WHAT TO WORK ON -> How many of the lines below contain "options"? Reply with only that figure.
*****
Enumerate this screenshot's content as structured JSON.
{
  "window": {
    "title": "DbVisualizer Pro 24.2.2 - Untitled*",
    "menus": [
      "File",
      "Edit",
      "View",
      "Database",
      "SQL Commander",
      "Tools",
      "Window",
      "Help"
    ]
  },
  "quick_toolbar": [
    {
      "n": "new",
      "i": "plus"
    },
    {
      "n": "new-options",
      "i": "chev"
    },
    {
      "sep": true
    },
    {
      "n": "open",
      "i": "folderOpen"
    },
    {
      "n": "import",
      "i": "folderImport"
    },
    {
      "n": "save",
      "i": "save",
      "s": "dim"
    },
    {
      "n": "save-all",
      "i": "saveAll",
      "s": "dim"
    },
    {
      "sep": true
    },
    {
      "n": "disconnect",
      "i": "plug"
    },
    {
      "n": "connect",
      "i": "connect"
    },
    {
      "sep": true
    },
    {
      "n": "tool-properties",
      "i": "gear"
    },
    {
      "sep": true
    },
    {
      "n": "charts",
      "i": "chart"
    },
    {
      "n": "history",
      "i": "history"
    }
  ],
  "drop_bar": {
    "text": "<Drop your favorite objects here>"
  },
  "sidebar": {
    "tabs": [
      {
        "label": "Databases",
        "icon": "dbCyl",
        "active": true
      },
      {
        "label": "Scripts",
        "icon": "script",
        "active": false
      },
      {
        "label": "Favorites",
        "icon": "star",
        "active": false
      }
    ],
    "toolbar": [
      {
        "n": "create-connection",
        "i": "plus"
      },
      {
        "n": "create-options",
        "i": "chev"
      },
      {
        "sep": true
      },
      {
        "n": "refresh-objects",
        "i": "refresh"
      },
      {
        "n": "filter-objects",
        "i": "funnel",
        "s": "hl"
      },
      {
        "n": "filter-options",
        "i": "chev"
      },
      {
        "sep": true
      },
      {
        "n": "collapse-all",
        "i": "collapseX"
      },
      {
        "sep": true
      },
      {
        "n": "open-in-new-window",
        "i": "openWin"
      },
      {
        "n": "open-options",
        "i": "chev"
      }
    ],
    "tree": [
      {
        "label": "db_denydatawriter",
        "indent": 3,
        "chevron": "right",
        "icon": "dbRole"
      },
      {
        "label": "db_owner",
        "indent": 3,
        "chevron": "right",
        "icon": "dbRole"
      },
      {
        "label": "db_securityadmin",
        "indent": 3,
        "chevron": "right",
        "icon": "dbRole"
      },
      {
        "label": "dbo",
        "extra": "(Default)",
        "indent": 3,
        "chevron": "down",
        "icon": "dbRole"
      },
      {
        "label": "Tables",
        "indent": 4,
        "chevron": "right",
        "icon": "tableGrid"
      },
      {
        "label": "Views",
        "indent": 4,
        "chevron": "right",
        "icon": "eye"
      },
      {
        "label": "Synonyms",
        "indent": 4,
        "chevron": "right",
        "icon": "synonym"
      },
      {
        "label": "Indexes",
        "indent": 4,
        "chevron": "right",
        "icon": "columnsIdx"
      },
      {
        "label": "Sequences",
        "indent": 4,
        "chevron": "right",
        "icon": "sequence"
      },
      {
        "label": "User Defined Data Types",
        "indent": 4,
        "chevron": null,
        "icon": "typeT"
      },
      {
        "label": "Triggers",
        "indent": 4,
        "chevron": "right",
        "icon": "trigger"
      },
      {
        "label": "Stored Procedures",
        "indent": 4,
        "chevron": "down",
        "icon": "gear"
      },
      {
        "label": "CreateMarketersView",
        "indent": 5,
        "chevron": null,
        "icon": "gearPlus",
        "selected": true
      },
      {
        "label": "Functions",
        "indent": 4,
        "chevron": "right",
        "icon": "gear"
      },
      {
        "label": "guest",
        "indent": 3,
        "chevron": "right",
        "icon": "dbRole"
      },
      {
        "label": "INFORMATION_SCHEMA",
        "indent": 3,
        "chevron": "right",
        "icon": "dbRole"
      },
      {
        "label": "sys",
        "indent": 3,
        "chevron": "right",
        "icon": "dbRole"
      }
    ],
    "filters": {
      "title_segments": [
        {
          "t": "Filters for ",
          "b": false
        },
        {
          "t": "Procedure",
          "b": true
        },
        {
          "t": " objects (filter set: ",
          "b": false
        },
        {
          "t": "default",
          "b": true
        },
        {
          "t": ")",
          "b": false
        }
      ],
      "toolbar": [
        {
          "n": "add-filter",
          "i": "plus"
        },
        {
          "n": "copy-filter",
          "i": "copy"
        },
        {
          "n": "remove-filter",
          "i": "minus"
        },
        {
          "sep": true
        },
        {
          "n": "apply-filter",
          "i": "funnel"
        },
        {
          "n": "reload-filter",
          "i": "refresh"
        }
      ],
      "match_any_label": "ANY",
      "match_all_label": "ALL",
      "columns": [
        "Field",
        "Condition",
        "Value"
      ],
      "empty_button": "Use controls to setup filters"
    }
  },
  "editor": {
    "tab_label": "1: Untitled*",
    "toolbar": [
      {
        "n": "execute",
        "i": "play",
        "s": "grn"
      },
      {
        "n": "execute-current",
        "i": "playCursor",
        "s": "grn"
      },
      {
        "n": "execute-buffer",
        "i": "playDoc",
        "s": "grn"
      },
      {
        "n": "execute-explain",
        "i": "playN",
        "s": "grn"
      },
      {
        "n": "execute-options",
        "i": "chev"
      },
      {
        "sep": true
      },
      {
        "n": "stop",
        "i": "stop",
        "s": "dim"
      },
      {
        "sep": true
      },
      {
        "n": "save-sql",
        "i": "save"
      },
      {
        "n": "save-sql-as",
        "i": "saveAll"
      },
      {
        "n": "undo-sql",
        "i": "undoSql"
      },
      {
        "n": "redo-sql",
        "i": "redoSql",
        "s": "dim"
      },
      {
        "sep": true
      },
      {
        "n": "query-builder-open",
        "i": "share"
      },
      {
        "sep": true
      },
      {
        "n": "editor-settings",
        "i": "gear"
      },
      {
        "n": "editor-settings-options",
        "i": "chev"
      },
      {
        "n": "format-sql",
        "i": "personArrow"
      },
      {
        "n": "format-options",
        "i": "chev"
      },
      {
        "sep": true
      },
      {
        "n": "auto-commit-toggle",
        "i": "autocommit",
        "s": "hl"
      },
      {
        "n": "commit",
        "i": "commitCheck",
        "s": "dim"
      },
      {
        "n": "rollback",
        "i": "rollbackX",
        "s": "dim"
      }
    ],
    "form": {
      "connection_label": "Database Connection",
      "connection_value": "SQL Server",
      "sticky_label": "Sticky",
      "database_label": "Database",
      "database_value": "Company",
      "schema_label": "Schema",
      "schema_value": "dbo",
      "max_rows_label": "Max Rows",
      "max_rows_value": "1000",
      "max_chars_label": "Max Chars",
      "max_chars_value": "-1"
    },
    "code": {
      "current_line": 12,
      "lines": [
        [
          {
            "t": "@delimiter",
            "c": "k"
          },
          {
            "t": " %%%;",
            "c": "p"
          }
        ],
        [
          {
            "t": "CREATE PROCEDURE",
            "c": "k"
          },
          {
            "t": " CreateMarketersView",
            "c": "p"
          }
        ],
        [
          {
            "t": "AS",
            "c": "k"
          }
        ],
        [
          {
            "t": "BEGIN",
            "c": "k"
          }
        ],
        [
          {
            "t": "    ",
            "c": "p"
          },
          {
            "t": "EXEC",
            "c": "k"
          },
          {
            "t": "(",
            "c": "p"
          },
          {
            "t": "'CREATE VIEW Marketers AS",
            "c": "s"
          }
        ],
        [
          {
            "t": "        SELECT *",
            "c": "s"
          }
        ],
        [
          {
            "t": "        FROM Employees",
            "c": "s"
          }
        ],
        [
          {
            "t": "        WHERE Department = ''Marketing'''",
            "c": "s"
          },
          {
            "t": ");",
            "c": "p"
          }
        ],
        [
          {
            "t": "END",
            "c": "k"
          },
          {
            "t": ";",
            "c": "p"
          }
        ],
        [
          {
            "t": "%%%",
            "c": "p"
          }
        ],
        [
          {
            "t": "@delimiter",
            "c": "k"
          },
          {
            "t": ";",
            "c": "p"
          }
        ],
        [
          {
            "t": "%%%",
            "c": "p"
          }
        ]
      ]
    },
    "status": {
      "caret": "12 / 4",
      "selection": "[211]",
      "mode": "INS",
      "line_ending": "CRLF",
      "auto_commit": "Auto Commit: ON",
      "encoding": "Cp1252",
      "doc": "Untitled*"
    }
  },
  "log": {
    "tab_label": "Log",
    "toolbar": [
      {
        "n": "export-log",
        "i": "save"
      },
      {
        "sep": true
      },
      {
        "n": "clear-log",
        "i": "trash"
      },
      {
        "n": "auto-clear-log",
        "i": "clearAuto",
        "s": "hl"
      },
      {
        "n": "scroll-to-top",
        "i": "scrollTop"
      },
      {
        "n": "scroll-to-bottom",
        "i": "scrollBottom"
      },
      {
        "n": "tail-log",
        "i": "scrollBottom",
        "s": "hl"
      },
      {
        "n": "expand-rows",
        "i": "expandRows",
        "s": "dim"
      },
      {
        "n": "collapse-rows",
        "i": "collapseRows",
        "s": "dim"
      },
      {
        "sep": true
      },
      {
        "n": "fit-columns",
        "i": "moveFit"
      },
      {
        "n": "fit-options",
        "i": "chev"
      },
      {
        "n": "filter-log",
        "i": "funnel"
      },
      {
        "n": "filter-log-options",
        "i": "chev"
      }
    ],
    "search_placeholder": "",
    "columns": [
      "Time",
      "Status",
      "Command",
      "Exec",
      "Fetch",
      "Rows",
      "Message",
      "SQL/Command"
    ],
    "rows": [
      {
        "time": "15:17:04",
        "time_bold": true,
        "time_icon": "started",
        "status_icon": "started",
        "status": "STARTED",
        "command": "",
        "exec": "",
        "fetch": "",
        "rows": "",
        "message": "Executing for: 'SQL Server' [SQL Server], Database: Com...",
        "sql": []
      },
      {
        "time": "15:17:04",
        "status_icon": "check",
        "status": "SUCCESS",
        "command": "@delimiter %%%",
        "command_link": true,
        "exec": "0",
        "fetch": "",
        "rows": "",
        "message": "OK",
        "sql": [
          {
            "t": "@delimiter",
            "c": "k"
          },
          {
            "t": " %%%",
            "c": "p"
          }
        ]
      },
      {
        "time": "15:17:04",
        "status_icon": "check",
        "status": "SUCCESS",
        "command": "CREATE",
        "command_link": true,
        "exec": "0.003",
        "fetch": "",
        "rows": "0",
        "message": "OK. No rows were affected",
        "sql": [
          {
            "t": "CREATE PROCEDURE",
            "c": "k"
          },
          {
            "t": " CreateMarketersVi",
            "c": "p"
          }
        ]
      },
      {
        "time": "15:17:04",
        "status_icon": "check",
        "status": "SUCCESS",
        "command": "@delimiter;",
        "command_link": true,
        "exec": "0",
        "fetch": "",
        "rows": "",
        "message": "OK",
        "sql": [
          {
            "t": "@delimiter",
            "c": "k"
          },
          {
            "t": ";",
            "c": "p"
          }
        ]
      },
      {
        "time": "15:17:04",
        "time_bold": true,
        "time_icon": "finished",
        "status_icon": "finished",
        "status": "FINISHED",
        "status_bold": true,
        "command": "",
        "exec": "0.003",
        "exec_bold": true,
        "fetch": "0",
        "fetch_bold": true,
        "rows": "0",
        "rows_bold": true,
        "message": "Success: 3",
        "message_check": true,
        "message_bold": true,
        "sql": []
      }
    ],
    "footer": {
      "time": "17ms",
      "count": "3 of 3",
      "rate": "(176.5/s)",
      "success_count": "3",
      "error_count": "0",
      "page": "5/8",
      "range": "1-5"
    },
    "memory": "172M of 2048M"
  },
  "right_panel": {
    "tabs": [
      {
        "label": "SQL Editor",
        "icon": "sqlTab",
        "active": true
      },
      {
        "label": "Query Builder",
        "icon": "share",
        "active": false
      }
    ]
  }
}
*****
THE COMPLETED TASK -> 9